TASK INSTRUCTIONS
The answer must consist of every line below that holds the word "JSON".

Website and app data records
=== Section Start ===

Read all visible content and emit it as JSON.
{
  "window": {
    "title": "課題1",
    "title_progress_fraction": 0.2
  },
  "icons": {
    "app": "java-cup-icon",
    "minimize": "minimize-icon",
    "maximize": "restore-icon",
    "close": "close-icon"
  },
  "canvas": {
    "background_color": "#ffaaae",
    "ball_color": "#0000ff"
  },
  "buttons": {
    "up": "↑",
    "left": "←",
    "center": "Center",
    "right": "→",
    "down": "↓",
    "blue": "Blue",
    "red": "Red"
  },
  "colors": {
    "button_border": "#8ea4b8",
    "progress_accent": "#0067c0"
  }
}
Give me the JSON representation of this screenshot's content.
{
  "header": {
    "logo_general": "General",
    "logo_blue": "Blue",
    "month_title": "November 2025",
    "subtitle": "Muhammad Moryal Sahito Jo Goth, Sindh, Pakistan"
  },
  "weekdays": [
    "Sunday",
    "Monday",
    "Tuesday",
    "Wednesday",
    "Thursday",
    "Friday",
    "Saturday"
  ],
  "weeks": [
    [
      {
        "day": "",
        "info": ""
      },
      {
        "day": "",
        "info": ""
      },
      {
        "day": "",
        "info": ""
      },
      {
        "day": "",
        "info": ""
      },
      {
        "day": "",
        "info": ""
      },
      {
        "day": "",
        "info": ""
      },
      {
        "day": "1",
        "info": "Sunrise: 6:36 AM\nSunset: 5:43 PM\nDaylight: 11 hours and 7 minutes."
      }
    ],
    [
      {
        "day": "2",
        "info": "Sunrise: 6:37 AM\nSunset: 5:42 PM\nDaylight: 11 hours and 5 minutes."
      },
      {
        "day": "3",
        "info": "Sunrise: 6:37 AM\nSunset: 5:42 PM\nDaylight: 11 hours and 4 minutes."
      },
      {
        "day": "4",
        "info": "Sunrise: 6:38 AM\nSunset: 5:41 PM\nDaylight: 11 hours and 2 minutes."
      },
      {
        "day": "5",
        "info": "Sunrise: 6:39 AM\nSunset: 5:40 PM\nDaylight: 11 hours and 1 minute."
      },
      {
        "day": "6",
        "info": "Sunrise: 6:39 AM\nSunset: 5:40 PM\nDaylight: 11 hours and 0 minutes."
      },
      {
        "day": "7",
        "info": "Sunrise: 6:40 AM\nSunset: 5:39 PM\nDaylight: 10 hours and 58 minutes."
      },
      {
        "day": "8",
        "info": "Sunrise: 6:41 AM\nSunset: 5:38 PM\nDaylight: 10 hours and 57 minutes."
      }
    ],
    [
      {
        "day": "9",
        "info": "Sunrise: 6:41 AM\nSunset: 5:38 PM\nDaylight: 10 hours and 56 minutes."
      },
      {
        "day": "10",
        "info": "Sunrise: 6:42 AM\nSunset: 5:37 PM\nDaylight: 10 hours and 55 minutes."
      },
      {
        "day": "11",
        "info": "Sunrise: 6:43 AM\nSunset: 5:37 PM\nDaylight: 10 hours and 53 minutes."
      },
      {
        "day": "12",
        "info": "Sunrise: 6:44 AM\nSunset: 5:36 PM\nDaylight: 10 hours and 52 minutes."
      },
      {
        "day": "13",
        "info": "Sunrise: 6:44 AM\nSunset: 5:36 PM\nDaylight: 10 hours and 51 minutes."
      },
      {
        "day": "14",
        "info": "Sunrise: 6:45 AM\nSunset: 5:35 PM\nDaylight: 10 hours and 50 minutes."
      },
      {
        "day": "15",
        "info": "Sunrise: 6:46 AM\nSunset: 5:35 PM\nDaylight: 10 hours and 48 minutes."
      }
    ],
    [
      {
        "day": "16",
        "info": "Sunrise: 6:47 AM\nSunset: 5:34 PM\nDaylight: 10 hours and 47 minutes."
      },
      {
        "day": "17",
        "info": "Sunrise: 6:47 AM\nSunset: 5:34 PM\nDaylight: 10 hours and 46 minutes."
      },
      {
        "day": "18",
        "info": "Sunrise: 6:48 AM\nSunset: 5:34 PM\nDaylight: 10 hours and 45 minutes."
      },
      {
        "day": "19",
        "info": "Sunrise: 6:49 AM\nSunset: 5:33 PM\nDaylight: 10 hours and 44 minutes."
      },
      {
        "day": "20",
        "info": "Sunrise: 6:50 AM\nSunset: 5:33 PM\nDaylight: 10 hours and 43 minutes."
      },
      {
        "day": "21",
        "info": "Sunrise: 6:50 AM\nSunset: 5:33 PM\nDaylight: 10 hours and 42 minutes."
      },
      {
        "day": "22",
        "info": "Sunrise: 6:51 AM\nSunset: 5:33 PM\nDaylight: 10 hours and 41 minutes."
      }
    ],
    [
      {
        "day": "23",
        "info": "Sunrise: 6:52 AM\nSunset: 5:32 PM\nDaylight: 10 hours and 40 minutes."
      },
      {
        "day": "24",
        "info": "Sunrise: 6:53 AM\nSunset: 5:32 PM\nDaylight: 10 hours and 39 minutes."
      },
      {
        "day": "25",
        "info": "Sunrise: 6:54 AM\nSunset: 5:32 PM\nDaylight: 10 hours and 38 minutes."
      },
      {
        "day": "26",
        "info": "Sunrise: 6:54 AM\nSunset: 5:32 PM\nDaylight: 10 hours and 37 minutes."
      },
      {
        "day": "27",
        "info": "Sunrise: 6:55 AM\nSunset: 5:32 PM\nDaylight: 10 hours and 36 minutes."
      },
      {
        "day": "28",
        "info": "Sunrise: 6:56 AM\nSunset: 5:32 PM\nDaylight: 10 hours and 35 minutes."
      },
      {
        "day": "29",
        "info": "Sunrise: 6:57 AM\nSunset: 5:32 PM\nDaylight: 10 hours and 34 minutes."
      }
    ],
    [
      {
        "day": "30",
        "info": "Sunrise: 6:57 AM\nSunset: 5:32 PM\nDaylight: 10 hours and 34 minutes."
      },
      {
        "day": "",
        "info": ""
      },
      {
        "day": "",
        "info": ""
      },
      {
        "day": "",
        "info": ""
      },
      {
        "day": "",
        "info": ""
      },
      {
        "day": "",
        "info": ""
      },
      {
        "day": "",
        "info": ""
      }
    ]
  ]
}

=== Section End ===

RESULT
Read all visible content and emit it as JSON.
Give me the JSON representation of this screenshot's content.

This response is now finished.